Page Executive fashion director Nicola Wensley points out that recruiting from outside the industry and prioritising soft skills is a growing trend.
“It is an unusual appointment,” she acknowledges. “But you have to think about the future retail chief executive and what skills they are going to need.
“I think we are starting to see a lot of appointments coming from outside the industry with a customer-led approach.
“The age-old appointments of shopfloor retailers will not be as common. Instead, we are seeing innovators and change agents who might not need to come from the industry.”
Meshing with the team
House of Fraser certainly set out on its chief executive search with an open mind.
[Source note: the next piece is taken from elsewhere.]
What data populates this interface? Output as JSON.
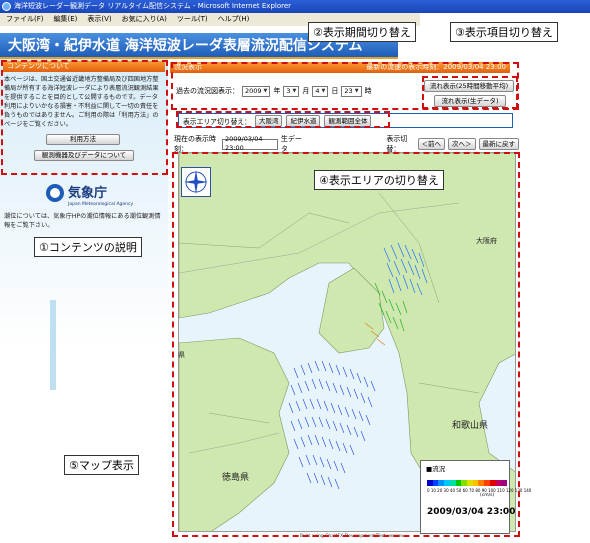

“Obviously the initial candidate list was heavily weighted towards retail but it included people from hospitality and leisure”
Frank Slevin, House of Fraser
“We threw the net open quite widely at first,” Slevin tells Retail Week. “Obviously the initial candidate list was heavily weighted towards retail but it included people from hospitality and leisure.
It speaks a lot for Williamson that he outshone those with abundant retail experience.
Slevin says: “He is very much looking forward to bringing his experiences from Goodwood and developing his vision. I think he will complement the existing team very well.”
Another headhunter believes that Williamson will need to mesh well with the existing House of Fraser team as his lack of retail experience will otherwise hinder him.
“He is known as being an innovative guy and a high-energy, bright, ideas man so he will bring fresh thinking and a different perspective,” she says.
“The benefit [he brings] is a much broader view on how you premiumize an offer and how you create that customer experience in a premium environment.
“Goodwood has got a huge range of businesses so when you’re thinking about the drive towards experience then it works.
“On the other hand, he does not have the scale, complexity, product piece and the retail background.
“He will have to be a very strong leader in terms of building a team around him. He will need a very robust management team in order to land his great ideas.”
Williamson will swap his view of Goodwood’s rolling acres for the bustle of House of Fraser’s Baker Street HQ later this summer.
The industry’s eyebrows will have relaxed by then – but all eyes will be trained on him.